Required action
Lines that contain the string "true" are the ones to list; copy all of them from the records.

Material shown
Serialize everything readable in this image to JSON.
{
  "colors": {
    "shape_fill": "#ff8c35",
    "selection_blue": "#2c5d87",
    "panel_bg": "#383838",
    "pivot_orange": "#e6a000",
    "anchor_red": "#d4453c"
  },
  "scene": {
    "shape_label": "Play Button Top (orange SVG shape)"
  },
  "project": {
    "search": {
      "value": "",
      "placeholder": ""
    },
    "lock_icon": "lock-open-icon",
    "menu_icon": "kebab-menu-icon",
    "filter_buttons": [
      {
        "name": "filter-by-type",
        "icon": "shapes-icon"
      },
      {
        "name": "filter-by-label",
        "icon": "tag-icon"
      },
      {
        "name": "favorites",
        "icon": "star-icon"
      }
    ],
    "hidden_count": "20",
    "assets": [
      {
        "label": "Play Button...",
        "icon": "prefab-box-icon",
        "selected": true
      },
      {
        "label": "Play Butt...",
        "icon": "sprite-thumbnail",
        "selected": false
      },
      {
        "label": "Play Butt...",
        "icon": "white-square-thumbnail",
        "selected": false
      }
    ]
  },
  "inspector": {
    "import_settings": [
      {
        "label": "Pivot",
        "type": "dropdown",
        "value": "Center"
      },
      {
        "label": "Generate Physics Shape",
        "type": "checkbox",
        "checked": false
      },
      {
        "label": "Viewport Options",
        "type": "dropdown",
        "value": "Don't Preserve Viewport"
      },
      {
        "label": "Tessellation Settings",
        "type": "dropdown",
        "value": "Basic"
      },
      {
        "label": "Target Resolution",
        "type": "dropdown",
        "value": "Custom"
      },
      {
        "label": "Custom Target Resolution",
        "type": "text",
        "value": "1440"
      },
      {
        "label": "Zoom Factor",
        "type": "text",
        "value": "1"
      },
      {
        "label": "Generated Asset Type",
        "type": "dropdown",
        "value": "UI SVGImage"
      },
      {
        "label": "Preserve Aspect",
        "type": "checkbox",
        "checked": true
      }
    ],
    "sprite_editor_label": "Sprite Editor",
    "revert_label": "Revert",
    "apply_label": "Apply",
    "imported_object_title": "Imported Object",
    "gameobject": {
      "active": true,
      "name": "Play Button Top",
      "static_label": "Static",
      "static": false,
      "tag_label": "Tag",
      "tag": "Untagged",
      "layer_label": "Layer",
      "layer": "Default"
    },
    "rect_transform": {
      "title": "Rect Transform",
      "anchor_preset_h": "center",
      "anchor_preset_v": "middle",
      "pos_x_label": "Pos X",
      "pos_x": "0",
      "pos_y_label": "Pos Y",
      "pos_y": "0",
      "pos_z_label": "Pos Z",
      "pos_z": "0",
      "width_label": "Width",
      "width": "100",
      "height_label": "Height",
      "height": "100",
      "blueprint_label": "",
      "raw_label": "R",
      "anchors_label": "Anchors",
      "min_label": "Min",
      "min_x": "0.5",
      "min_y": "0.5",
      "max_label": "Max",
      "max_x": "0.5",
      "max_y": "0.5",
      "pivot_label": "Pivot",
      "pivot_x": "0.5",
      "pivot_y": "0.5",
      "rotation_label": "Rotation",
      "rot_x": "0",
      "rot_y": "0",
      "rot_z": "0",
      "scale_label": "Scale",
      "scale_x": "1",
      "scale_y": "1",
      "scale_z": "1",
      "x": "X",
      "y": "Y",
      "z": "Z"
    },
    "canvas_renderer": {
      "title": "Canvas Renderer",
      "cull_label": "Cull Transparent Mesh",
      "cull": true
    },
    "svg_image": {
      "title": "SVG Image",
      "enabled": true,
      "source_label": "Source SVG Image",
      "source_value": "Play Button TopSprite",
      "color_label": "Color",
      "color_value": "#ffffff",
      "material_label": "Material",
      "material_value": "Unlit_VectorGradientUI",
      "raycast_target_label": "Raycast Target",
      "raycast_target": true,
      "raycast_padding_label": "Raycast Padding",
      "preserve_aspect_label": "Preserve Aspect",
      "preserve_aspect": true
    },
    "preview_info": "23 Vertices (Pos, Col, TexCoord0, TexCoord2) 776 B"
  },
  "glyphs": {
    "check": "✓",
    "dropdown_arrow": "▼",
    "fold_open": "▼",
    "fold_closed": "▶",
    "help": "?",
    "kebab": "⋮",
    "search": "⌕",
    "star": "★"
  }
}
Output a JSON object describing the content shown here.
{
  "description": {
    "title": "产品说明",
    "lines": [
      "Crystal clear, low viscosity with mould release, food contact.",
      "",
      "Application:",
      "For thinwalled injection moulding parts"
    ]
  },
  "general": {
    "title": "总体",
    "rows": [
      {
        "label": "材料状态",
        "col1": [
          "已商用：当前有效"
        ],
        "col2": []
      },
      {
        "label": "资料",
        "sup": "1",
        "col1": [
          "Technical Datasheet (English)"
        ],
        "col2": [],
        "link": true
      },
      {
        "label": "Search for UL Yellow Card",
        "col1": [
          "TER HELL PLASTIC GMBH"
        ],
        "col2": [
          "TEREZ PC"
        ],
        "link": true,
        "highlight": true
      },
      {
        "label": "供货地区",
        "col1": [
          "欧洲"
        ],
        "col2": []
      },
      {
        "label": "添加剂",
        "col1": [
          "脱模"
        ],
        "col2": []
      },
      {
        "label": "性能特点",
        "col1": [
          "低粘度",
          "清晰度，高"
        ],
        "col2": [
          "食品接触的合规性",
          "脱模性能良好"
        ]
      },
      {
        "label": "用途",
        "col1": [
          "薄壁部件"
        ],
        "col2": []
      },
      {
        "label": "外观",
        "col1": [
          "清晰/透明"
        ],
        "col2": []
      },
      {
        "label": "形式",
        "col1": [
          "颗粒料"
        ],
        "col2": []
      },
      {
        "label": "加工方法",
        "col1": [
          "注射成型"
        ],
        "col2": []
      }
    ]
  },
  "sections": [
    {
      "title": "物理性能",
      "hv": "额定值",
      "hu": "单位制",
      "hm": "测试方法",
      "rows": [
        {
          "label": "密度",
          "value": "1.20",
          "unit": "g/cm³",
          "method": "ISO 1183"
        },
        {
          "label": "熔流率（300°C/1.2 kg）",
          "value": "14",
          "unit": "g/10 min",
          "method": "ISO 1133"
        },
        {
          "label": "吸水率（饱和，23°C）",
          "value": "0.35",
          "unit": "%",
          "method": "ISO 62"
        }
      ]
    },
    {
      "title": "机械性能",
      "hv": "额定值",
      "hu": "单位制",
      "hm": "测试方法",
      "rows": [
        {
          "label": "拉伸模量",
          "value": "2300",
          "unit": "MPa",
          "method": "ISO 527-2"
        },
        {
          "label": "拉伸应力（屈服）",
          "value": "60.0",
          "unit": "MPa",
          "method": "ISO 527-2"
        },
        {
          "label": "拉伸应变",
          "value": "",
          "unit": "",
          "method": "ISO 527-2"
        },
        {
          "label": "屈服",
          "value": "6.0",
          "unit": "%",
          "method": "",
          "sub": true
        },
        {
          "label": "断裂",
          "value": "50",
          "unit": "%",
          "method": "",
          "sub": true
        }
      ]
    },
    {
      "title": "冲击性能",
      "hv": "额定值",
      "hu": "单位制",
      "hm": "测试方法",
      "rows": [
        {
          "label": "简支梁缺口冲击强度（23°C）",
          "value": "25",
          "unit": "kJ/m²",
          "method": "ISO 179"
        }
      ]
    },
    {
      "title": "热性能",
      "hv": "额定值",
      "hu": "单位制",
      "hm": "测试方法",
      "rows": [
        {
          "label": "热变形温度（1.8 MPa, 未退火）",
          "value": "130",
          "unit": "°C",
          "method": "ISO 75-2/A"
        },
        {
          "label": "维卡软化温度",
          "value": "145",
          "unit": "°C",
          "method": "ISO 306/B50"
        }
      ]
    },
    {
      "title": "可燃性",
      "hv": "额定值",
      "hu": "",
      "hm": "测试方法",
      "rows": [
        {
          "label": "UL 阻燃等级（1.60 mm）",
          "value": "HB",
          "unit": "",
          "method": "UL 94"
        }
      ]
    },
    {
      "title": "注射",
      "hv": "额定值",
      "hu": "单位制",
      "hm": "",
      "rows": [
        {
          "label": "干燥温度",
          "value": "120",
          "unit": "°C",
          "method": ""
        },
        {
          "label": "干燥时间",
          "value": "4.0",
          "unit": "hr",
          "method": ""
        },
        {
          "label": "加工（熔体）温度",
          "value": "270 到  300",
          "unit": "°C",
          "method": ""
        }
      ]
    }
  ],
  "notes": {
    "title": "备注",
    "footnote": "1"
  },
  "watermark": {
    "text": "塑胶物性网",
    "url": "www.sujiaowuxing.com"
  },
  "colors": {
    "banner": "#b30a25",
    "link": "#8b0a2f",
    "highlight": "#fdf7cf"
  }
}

Problem solution
        "selected": true
        "checked": true
      "active": true,
      "cull": true
      "enabled": true,
      "raycast_target": true,
      "preserve_aspect": true
        "link": true
        "link": true,
        "highlight": true
          "sub": true
          "sub": true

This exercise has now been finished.